Why People Turn to Juice Cleanses
Juice cleanses are intended to temporarily replace your typical solid food diet. The concept is that the produce-filled juices rapidly rid your body of toxins, like bacteria from unhealthy foods and drinks. When your body has a build-up of these toxins, you tend to feel it in the form of headaches, bloat, pain and fatigue.
Juice cleanses are not intended to be used as a sustainable lifestyle. Rather, they should be used for a short period of time — typically a few days. People who support juice cleanses say that the concentrated nutrients from fruit and vegetable juices encourage your body to remove toxins quicker. As a result, you feel more energized, have a lower appetite and lose weight.
What Health Experts Think
So, are juice cleanses the miracle quick fix your body needs to recharge and undo damage? Health and nutrition experts say no.
The medical community largely does not support the practice of juice cleansing because there’s no research that points to the claims that juice cleansing boosts toxin removal and better health.
It’s important to understand that juice cleansing isn’t selective about what it eliminates. In other words, it doesn’t just remove bad things like toxins from your body, it also removes good nutrients as well.

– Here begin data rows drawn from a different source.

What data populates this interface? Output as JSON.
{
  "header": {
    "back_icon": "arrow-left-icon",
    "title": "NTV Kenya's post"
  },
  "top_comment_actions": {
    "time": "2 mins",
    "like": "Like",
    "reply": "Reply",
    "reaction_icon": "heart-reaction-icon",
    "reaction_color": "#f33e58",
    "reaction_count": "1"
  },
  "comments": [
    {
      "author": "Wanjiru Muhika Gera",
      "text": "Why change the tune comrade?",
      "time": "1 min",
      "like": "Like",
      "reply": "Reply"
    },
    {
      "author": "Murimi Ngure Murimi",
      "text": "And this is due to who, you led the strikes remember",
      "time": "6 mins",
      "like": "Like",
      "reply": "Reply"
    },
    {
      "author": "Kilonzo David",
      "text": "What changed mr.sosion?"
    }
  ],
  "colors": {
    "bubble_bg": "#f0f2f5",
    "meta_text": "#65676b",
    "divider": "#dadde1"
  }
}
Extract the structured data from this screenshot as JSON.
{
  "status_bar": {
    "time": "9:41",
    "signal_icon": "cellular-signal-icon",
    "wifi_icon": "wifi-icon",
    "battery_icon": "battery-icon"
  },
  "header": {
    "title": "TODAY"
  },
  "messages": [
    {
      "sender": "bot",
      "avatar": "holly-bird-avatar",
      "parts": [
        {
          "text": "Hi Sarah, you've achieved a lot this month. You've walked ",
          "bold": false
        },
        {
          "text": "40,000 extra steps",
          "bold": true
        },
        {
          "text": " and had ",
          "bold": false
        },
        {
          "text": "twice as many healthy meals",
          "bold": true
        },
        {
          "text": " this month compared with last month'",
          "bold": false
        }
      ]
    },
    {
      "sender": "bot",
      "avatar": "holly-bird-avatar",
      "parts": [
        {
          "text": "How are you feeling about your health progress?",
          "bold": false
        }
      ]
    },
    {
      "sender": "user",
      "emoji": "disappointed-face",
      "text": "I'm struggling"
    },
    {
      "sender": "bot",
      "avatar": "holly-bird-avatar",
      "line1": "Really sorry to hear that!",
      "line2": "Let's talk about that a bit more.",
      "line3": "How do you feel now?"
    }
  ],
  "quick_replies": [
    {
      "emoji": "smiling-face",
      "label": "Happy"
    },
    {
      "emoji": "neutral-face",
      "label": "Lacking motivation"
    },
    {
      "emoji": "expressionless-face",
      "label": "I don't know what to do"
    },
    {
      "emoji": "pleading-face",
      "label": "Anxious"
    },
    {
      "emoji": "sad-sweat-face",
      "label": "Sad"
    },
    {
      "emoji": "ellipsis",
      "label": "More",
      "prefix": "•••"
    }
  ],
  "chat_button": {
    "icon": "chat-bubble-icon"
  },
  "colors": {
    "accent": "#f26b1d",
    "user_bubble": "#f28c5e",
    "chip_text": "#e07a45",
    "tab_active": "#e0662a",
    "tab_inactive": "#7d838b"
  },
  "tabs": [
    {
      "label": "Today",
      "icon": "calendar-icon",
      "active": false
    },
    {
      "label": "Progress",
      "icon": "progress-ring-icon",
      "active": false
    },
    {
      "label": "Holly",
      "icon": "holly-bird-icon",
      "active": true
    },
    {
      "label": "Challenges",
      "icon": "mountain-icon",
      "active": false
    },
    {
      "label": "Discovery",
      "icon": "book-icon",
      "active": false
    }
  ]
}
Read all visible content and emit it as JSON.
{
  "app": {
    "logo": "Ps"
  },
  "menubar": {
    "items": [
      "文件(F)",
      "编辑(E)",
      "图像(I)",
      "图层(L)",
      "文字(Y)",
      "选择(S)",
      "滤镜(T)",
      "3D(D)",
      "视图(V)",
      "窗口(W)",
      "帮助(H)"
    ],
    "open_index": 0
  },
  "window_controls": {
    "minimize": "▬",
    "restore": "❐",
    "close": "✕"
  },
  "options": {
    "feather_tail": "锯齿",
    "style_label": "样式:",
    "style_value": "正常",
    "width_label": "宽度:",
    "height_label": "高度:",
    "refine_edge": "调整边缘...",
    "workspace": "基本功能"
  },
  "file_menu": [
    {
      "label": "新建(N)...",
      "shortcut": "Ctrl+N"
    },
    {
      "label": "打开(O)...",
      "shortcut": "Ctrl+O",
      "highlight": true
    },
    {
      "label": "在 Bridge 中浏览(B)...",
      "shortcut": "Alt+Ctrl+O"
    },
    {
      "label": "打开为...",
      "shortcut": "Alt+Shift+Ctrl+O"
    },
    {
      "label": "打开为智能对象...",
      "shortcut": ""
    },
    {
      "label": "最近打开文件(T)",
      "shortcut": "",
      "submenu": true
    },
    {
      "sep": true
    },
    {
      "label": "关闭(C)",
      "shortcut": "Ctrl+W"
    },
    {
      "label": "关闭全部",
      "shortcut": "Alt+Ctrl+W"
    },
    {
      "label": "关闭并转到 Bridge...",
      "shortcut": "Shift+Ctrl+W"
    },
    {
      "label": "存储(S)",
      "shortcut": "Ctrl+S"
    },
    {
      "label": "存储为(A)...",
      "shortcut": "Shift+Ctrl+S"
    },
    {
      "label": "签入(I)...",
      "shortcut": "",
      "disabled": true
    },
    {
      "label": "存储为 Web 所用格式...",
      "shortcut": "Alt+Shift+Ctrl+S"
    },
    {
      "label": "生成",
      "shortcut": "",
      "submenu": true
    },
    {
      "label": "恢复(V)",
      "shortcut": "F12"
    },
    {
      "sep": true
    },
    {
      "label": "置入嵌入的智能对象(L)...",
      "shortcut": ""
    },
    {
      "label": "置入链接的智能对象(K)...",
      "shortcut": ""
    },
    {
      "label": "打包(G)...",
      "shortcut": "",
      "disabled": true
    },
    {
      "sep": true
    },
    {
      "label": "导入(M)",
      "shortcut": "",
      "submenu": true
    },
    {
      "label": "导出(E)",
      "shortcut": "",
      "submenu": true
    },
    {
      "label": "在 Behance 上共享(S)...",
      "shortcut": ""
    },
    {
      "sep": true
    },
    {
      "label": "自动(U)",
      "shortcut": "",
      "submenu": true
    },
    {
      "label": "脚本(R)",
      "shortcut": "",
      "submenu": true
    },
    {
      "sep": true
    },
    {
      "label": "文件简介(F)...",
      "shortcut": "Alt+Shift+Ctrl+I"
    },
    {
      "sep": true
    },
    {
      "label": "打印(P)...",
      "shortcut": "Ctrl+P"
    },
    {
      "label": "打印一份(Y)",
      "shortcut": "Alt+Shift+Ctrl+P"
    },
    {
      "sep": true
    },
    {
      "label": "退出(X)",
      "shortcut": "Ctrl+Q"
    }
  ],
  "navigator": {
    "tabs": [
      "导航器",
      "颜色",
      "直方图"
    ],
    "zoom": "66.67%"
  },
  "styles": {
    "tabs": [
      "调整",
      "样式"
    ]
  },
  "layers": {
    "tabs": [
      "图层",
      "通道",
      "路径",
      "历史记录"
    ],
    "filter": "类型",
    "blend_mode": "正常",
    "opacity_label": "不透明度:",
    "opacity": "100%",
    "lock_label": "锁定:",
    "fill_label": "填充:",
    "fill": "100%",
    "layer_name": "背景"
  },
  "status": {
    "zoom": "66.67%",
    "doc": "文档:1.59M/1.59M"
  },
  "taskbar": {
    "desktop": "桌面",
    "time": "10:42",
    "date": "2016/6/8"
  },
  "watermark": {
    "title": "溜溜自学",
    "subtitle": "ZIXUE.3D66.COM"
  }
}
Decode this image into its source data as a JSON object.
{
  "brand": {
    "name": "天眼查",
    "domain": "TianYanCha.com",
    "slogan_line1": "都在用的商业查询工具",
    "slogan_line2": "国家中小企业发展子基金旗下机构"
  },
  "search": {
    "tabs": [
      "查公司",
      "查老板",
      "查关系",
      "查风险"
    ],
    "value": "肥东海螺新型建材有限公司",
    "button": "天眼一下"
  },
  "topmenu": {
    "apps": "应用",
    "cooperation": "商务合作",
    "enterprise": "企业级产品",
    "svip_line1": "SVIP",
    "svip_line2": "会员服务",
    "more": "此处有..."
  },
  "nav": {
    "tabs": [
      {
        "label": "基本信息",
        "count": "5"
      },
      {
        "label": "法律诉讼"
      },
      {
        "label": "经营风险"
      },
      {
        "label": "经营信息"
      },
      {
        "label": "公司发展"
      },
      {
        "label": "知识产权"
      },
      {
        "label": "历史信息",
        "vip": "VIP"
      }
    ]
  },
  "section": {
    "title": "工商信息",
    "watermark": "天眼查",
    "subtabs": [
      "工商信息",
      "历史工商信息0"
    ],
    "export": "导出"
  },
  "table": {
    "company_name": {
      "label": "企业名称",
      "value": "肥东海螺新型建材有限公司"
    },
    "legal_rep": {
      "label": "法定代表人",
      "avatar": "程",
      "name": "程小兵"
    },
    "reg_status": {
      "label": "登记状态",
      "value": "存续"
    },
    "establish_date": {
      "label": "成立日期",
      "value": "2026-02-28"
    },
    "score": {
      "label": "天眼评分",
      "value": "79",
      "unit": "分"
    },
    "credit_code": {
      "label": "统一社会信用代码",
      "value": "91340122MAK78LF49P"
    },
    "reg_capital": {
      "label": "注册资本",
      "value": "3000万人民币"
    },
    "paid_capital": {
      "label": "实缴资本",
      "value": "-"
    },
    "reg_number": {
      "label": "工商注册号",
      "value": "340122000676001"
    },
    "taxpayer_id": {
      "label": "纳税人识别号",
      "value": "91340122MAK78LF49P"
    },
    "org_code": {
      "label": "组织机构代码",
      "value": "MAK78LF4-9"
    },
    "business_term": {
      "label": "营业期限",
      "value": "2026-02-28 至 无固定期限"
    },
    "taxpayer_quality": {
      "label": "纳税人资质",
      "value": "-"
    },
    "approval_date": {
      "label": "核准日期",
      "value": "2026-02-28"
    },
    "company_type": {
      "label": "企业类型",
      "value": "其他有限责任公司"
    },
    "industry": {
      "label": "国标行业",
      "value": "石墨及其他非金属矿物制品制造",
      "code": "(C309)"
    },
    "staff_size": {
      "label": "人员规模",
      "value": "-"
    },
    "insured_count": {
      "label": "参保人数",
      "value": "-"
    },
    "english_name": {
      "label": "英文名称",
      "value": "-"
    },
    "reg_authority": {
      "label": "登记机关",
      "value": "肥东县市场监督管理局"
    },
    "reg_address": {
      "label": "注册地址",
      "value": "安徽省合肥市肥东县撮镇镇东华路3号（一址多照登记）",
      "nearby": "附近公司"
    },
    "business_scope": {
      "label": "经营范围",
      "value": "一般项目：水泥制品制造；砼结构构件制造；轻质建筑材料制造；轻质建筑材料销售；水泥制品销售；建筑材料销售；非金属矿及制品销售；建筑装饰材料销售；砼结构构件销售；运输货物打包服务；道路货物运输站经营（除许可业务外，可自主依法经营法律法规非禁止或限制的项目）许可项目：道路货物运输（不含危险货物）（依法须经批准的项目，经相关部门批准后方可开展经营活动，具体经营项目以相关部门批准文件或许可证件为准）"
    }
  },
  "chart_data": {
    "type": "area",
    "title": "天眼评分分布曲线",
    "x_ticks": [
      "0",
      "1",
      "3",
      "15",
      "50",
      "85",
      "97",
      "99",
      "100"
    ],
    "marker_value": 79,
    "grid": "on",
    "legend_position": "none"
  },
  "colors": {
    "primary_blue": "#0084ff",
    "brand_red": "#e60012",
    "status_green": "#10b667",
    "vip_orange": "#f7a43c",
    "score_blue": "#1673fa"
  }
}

When your body is “shocked” into flushing out a lot of nutrients, you may experience blood sugar spikes and drops, low blood pressure, lack of concentration and tiredness.
How Juice Cleanses Affect Your Teeth and Mouth
Dentists agree: Juice cleanses are not good for your dental health. Although fruits have many health benefits, they are high in natural sugar. Juice cleanses contain a lot of sugar, and the bacteria in your mouth that cause tooth decay love feeding on that sugar.
Juice cleanses are designed to replace your regular diet, so you’ll be drinking juices regularly throughout the day. That means a lot of sugar. And even if the sugars are naturally occurring, they can still be harmful to your teeth.
In addition to feeding cavity-causing bacteria, some types of fruit, particularly citrus fruits like oranges and lemons, can damage your tooth enamel. When your enamel wears down, you may experience tooth sensitivity, which can cause a lot of pain.
If you’re looking to undo some holiday damage, the best way is to focus on a balanced diet filled with whole foods and plenty of water. You won’t see results in just a few days, but it won’t take long for you to feel the positive effects. Plus, you’ll enjoy the satisfaction of long-term results that don’t compromise your overall or oral health.